The temporary relief options that are now in place include an industrial pilot program/Living Wage Incentive (LWI) Program with incentives to encourage new industrial construction that creates living wage jobs as well as reduction and deferment of some of the upfront costs that are designed to incentivize new economic activity here in Marysville.
Economic development, and forward-seeking incentives that give Marysville a more competitive edge for attracting and retaining businesses, remains one of mine and the Council’s key priorities. This is another step toward our goal of continuing to foster an innovative and competitive business climate; one that we hope will attract new jobs and private investment.
Much credit is owed to the Planning Commission and Community Development Department staff for workshops and public hearings they conducted between fall 2011 and early 2012, as well as jointly with the City Council. In reviewing the city’s overall competitiveness with regard to attracting private investment and job growth, the Planning Commissioners held in-depth discussions, and arrived at their recommendations believing that the current economic challenges faced by new businesses and developers warranted additional measures to reduce regulatory burdens and costs.
Compared with most other states, Washington state law does not give local governments like Marysville nearly as many economic development tools, tax-increment financing and other resources to work with, so the onus is on us to be innovative at the local level, turning over every stone to create a more favorable business climate for large as well as small businesses, at a time when the economy is putting a damper on development of new industrial and commercial development in Marysville, and countywide. I will say, however, that there is only so much that can be done at the local level and at the end of the day our State needs to look at more ways to create a competitive business climate for all of us cities without which we will have an inherent disadvantage against many other states when trying to attract business and jobs.
Living Wage Incentive (LWI) Program
The Living Wage Program is central to the measures we adopted. The City Council, Planning Commission and I believe it is in the public interest to promulgate incentives for industry to create new living wage jobs in the Light Industrial zone of the city. This pilot program is focused on economic growth and job creation by offering reduced impact fee and connection charges in exchange for the creation of living wage jobs, a key priority of City government.

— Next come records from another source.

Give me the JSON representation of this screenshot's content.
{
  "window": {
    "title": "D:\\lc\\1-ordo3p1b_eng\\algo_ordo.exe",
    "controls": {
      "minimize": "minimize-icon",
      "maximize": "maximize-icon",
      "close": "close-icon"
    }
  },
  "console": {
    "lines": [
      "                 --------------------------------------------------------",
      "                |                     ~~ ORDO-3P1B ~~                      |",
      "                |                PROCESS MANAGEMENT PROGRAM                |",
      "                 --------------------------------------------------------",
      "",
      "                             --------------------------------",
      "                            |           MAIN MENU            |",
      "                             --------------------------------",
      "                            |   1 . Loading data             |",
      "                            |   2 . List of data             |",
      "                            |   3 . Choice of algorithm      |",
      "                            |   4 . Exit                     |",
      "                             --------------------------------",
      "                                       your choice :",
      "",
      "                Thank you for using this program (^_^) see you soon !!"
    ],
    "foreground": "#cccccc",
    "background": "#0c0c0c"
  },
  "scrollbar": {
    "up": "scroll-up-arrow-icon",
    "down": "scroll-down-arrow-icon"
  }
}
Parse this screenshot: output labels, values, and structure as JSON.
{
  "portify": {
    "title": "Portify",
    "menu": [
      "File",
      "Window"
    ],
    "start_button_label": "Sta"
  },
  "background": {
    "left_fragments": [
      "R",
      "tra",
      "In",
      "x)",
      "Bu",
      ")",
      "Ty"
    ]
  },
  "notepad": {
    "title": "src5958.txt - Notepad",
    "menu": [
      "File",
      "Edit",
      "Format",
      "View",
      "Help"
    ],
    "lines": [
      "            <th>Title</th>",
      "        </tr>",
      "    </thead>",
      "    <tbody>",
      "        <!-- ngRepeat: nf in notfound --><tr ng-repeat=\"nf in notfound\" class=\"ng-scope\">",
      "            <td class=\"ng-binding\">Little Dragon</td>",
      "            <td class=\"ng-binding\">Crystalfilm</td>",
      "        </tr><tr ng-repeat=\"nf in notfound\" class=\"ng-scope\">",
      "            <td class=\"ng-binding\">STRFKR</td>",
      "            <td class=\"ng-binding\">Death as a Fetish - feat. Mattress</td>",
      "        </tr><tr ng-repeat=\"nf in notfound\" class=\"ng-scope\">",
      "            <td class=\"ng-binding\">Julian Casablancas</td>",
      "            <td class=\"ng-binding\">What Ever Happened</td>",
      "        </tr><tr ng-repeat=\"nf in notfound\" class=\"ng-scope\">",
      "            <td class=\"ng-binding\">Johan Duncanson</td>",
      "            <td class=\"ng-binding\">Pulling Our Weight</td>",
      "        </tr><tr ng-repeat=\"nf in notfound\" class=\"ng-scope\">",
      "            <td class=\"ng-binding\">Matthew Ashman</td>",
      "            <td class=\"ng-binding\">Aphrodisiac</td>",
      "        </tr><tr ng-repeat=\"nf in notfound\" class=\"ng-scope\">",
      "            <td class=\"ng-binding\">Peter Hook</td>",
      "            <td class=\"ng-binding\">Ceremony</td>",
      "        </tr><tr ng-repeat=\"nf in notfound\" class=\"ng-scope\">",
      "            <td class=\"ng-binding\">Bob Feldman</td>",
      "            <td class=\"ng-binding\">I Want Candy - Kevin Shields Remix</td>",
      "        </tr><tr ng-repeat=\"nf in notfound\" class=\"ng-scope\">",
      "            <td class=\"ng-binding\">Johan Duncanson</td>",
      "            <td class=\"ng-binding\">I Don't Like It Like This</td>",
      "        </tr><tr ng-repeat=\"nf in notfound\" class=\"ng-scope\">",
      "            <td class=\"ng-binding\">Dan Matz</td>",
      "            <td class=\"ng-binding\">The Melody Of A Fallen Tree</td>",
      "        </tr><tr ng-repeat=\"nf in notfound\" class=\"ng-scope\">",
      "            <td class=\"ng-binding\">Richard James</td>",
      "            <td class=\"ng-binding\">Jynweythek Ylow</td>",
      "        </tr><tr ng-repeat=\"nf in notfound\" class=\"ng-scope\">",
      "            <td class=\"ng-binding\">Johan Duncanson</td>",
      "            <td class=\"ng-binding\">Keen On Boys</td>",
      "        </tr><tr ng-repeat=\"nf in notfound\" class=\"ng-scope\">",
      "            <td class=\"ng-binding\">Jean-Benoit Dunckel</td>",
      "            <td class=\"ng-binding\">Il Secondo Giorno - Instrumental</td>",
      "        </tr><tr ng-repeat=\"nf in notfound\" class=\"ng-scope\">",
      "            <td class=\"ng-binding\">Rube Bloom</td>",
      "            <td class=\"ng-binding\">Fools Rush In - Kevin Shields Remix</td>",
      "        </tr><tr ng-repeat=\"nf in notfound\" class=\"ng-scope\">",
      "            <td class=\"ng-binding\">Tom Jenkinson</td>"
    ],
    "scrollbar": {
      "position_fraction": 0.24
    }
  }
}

Living wage jobs are defined as paying $18 or more per hour for 2,080 hours per year, as adjusted annually for the Consumer Price Index (CPI). These jobs provide basic household costs of living for a family without the need for government support. Marysville’s economy benefits through increased local commerce and discretionary spending, sales tax revenue and economic growth.
One place where this jobs and economic growth package can help give Marysville a more competitive edge in recruiting new business is in the Smokey Point area. We continue to move forward with creating a regional manufacturing, light industry job center in Smokey Point. The area is master planned with the potential to create up to thousands of jobs in high-tech, other light industry and manufacturing.
City government continues to think “outside of the box” for new ways to compete for jobs and economic investment in our community. Economic growth in our community will also help address our road and other capital project needs that only become more difficult to keep up with in the current economy.
Mayor Jon Nehring can be reached at firstname.lastname@example.org or 360-363-8091.